EXCERPTED RECORDS
>>>
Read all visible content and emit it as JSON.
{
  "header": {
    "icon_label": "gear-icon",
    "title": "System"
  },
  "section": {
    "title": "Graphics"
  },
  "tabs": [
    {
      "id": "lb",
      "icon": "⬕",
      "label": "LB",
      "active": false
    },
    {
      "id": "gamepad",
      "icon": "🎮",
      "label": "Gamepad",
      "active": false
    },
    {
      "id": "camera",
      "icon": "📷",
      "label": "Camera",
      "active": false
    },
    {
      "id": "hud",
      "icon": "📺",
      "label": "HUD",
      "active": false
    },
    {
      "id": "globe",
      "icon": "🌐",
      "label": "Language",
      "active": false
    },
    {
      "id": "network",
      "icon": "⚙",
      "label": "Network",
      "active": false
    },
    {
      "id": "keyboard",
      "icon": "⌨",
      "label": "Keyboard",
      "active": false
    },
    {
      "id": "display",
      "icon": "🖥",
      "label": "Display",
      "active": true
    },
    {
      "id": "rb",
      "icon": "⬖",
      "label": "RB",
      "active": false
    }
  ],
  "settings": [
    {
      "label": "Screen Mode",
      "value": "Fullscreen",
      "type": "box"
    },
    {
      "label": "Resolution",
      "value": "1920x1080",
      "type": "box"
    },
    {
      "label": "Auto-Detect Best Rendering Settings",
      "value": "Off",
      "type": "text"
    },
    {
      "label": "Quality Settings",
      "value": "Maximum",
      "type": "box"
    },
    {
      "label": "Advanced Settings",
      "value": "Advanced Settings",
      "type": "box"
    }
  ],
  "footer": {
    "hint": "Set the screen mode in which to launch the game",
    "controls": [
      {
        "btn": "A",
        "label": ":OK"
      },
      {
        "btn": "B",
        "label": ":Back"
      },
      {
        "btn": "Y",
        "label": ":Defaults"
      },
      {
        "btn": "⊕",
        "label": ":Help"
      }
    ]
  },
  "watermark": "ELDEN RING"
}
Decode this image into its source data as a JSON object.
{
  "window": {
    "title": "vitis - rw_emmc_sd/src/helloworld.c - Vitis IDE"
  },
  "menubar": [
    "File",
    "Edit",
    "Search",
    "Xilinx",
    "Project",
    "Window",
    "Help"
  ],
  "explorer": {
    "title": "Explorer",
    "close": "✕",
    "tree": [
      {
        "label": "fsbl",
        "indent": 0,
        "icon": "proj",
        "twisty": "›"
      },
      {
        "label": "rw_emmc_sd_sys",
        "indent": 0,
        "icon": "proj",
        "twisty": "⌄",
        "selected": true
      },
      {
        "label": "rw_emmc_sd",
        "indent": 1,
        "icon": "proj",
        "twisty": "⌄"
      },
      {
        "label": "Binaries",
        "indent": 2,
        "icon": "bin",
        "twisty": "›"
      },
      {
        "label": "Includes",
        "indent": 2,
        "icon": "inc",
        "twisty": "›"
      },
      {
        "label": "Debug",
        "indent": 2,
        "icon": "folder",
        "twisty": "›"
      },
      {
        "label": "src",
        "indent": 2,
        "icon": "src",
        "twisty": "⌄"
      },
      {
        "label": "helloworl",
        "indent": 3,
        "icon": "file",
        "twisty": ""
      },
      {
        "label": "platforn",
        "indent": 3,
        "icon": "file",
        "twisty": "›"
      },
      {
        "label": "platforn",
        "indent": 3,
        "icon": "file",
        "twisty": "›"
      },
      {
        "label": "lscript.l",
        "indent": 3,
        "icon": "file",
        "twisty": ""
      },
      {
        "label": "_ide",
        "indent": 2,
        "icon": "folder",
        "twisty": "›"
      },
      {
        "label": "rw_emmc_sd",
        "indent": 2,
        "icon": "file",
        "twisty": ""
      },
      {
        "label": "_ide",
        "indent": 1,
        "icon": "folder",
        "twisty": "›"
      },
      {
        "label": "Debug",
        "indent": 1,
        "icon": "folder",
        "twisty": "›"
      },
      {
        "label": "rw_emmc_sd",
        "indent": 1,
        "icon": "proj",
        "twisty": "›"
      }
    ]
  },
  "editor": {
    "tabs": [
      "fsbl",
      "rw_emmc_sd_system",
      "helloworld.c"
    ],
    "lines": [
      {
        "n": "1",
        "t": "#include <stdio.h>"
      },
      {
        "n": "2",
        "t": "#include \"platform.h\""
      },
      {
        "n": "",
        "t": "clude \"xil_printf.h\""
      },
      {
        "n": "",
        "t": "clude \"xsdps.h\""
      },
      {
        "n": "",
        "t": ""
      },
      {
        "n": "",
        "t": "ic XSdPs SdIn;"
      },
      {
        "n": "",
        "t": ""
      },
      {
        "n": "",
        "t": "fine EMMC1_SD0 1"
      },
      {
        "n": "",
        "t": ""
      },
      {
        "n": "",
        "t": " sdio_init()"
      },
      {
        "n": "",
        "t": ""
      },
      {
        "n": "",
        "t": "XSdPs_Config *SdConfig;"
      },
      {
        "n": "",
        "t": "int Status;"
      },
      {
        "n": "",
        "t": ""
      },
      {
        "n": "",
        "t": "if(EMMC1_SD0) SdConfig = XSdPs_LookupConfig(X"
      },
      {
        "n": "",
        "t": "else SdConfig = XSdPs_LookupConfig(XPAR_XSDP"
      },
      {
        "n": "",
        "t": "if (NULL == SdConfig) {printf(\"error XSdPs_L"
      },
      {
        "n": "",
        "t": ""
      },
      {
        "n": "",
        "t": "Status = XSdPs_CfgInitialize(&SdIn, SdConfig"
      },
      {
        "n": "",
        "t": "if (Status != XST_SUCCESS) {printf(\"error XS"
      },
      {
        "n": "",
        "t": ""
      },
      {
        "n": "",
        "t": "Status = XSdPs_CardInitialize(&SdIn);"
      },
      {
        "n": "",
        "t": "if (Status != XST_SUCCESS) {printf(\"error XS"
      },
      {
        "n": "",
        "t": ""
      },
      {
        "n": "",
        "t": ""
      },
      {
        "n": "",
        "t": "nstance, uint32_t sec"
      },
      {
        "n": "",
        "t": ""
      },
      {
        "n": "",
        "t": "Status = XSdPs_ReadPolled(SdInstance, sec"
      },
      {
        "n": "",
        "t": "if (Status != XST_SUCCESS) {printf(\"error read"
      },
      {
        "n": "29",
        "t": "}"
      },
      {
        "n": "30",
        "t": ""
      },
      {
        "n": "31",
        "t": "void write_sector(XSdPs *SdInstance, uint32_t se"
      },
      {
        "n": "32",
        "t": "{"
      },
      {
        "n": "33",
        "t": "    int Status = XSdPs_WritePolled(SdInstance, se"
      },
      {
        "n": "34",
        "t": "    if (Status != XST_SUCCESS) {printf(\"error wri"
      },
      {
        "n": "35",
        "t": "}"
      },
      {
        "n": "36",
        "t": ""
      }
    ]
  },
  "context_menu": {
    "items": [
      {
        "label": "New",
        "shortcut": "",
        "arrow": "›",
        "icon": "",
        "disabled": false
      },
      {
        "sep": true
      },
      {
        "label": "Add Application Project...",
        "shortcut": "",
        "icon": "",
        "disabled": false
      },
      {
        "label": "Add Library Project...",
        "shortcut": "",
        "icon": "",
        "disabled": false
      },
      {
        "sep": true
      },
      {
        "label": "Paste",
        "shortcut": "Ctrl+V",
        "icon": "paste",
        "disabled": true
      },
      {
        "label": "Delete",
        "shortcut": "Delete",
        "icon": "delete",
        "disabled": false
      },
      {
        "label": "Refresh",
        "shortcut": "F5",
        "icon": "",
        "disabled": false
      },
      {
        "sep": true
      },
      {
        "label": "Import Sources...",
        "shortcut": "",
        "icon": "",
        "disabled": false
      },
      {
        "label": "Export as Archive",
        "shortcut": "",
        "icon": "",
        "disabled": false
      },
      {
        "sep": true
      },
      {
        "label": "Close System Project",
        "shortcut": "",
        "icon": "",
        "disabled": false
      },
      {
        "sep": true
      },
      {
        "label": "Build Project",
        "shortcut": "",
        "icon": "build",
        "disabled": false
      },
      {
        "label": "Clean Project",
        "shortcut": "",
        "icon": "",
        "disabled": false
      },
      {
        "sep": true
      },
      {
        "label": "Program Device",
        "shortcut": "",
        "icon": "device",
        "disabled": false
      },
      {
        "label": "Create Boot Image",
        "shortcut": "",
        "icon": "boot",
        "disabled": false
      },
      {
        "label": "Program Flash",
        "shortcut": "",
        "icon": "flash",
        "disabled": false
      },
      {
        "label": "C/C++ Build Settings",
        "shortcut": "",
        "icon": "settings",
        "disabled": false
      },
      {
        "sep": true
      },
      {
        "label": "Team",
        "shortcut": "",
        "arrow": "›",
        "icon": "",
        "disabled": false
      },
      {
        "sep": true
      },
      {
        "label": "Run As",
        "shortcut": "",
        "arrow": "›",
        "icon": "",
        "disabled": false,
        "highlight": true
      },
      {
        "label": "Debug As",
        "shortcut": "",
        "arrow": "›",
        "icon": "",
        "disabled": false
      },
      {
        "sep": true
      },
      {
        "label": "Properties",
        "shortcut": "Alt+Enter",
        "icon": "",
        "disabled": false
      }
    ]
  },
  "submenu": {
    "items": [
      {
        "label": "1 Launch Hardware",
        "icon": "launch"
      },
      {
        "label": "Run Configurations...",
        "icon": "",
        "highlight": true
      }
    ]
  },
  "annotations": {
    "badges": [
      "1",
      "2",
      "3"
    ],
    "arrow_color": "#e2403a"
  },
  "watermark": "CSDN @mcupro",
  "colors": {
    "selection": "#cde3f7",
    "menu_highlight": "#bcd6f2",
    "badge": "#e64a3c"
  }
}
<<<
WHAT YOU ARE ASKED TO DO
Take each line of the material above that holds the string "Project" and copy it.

ANSWER TO THIS EXERCISE
    "Project",
        "label": "Add Application Project...",
        "label": "Add Library Project...",
        "label": "Close System Project",
        "label": "Build Project",
        "label": "Clean Project",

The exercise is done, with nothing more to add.